Twelve countries have reached agreement on the Trans-Pacific Partnership, arguably the world biggest-ever free trade deal. It marks a watershed pact that could open up trade between the United States, its allies, and many Asian countries. But one Asian country is conspicuously missing: China. That might not last.
Barack Obama has at times framed the partnership, or TPP, as an effort to set free trade standards in Asia before China does. But China isn’t completely averse to signing on, as Obama has himself acknowledged.
Joining the TPP would require China to change old habits, even those it has kept after joining the World Trade Organization (WTO) in 2001. Because the TPP has been negotiated in secret, we don’t yet know specifics about the rules. The broad strokes of many of its parts are clear, however, and they suggest that China would have to undergo major changes to qualify. Here are the big ones:
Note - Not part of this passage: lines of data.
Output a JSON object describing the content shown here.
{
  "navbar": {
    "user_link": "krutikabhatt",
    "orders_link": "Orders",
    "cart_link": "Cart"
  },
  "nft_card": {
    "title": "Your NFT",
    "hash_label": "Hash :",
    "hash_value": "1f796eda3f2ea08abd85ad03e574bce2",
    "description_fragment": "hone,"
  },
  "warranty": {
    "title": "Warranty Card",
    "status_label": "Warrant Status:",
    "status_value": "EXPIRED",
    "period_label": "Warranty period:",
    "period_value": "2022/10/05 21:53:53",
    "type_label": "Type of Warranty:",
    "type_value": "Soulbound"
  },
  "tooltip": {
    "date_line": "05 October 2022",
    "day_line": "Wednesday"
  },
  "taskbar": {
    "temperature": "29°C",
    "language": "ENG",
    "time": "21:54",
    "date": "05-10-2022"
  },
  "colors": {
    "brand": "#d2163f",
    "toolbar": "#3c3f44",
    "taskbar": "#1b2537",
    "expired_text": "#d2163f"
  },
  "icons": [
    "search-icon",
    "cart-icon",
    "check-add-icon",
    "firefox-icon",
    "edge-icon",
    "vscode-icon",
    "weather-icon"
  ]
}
One of the US’s stated objectives in proposing the TPP is to reduce tariffs on imports of agricultural products, textiles, electronic machinery, plastics and chemicals, and other types of goods. It cites a 40% tax on US chicken entering Malaysia as the sort of barrier to free trade it hopes to eliminate.
It’s true that China has steadily reduced tariffs on imports of some foreign goods, like diapers and skincare products. But it has also come under fire from the WTO for allegedly upholding import taxes when it shouldn’t be. Back in July, the WTO ruled China had violated an agreement to cease imposing tariffs on US steel products, which reportedly cost American steelmakers $200 million in losses. It also lost scuffles with the WTO regarding tariffs on US auto parts and rare earth minerals.
This mixed record suggests that China is likely to pick and choose the industries it’s willing to subject to international standards, and which ones it will keep under a protectionist umbrella.
While much of the TPP is aimed at reducing the role of the government—through lower tariffs, for example—the intellectual property requirements demand stronger enforcement.
IP theft is a common grievance among international firms that operate in China. In 2007, the US brought a dispute to the WTO accusing China of failing to live up to its IP protection promises. To America’s disappointment, the WTO ruled that China had not violated the relevant rules.
That appears to have led the Americans to bring more aggressive standards to the TPP, sometimes stoking controversy even among its allies in the deal. American negotiators, for example, pushed to give drug makers a 12-year period to withhold data that could be used to produce generic “biosimilars,” according to The New York Times. Other nations wanted five years of protection at most.
Even so, no amount of negotiation will bring the TPP’s IP rules to a standard low enough to include China, where piracy is widespread, enforcement is reluctant, and even the state itself is widely believed to play a role in hacking foreign firms.
“The crucial issue with China in IP is that the laws may be on paper but not implemented properly in practice,” according to June Park, a fellow at the National University of Singapore, writing in the online journal Asan Forum. “If China intends to join TPP, it will take years for implementation if the current levels of IP protection in China are applied,” she notes.
Environmental protection is another core part of the TPP. A leak of the draft environment chapter from 2013 highlights the importance of curbing climate change by reducing carbon emissions. It also has several sections devoted to wildlife conservation.
China’s leaders have acknowledged pollution reduction as a high priority, both domestically and internationally. It recently pledged to the UN it would cut its greenhouse gas emissions by 60% per unit of GDP by 2020.
But it’s not clear if China has the might to win the war on pollution on its own shores, let alone commit to goals and standards set by outsiders. Despite pollution levels falling by an estimated 11% last year, China’s environmental ministry reported that 66 of China’s 74 major cities still fall below the acceptable national standards for air quality.
China has also struggled to prove its commitment to conservation. The TPP singles out overfishing as a key area for focus. While conclusive data remains unavailable, research suggests that China is responsible for much of the overfishing in Asia and Africa. As it prepared for an IPO, one fishery even wrote in its prospectus that didn’t fear international restrictions on overfishing because it knew the Chinese government wouldn’t enforce them.
China likely remains sincere about its commitment to improving the country’s environment, but only to the extent that public discontent threatens social stability. When it comes to the environment’s relationship to the economy, the latter tends to take precedence.
The TPP also aims to open up services and investment between member nations. This means removing preferential treatment and protection for local service providers, tech firms, financial institutions, and state-owned enterprises (SOEs).
This in fact points in the very direction that China is already moving. Many of its recent bilateral free-trade agreements include provisions on services and investment liberalization. China last month laid out a plan to “improve the competence of SOEs and turn them into fully independent market entities.” It will even allow foreign investors to play a role in SOE reform.
Similar promises have been made for financial reforms. At a meeting with American and Chinese business leaders, president Xi Jinping said that his country aims to further remove barriers to foreign investment.
But moving in the right direction is not the same as reaching the destination. China may want to make SOEs more market-driven, but it will not scrap preferential treatment of them any time soon. And while fewer domestic sectors remain off-limits to foreign investment, the list is still very long. For China to join the trade agreement, it will take a sustained effort to level the playing field for TPP members operating in the country.